*Problem details*: Repeat the records below verbatim, and do not copy their pictures.
··· Input material
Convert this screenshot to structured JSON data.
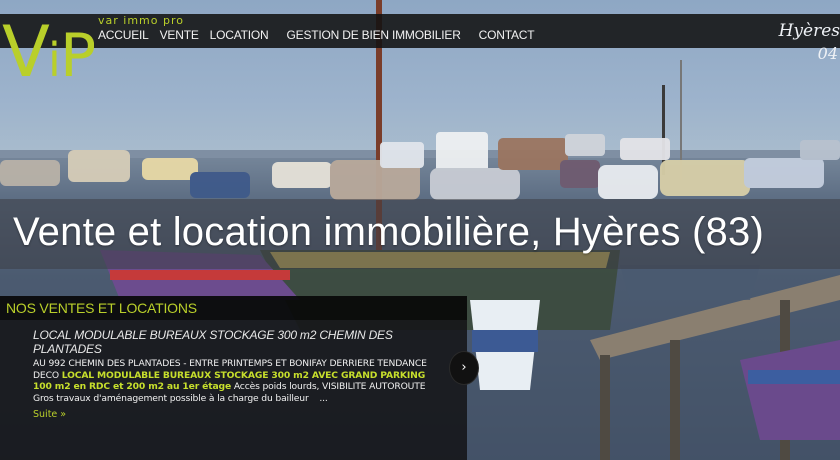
{
  "brand": {
    "logo_text": "ViP",
    "subtitle": "var immo pro",
    "accent_color": "#b9cf2a"
  },
  "nav": {
    "items": [
      {
        "label": "ACCUEIL"
      },
      {
        "label": "VENTE"
      },
      {
        "label": "LOCATION"
      },
      {
        "label": "GESTION DE BIEN IMMOBILIER"
      },
      {
        "label": "CONTACT"
      }
    ]
  },
  "city_logo": {
    "name": "Hyères",
    "number": "04"
  },
  "hero": {
    "title": "Vente et location immobilière, Hyères (83)"
  },
  "listings_panel": {
    "heading": "NOS VENTES ET LOCATIONS",
    "next_icon": "chevron-right-icon",
    "listing": {
      "title": "LOCAL MODULABLE BUREAUX STOCKAGE 300 m2 CHEMIN DES PLANTADES",
      "desc_part1": "AU 992 CHEMIN DES PLANTADES - ENTRE PRINTEMPS ET BONIFAY DERRIERE TENDANCE DECO ",
      "desc_highlight": "LOCAL MODULABLE BUREAUX STOCKAGE 300 m2 AVEC GRAND PARKING 100 m2 en RDC et 200 m2 au 1er étage",
      "desc_part2": " Accès poids lourds, VISIBILITE AUTOROUTE Gros travaux d'aménagement possible à la charge du bailleur",
      "ellipsis": "...",
      "more_link": "Suite »"
    }
  }
}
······
*Answer for the task*:
Convert this screenshot to structured JSON data.
{
  "brand": {
    "logo_text": "ViP",
    "subtitle": "var immo pro",
    "accent_color": "#b9cf2a"
  },
  "nav": {
    "items": [
      {
        "label": "ACCUEIL"
      },
      {
        "label": "VENTE"
      },
      {
        "label": "LOCATION"
      },
      {
        "label": "GESTION DE BIEN IMMOBILIER"
      },
      {
        "label": "CONTACT"
      }
    ]
  },
  "city_logo": {
    "name": "Hyères",
    "number": "04"
  },
  "hero": {
    "title": "Vente et location immobilière, Hyères (83)"
  },
  "listings_panel": {
    "heading": "NOS VENTES ET LOCATIONS",
    "next_icon": "chevron-right-icon",
    "listing": {
      "title": "LOCAL MODULABLE BUREAUX STOCKAGE 300 m2 CHEMIN DES PLANTADES",
      "desc_part1": "AU 992 CHEMIN DES PLANTADES - ENTRE PRINTEMPS ET BONIFAY DERRIERE TENDANCE DECO ",
      "desc_highlight": "LOCAL MODULABLE BUREAUX STOCKAGE 300 m2 AVEC GRAND PARKING 100 m2 en RDC et 200 m2 au 1er étage",
      "desc_part2": " Accès poids lourds, VISIBILITE AUTOROUTE Gros travaux d'aménagement possible à la charge du bailleur",
      "ellipsis": "...",
      "more_link": "Suite »"
    }
  }
}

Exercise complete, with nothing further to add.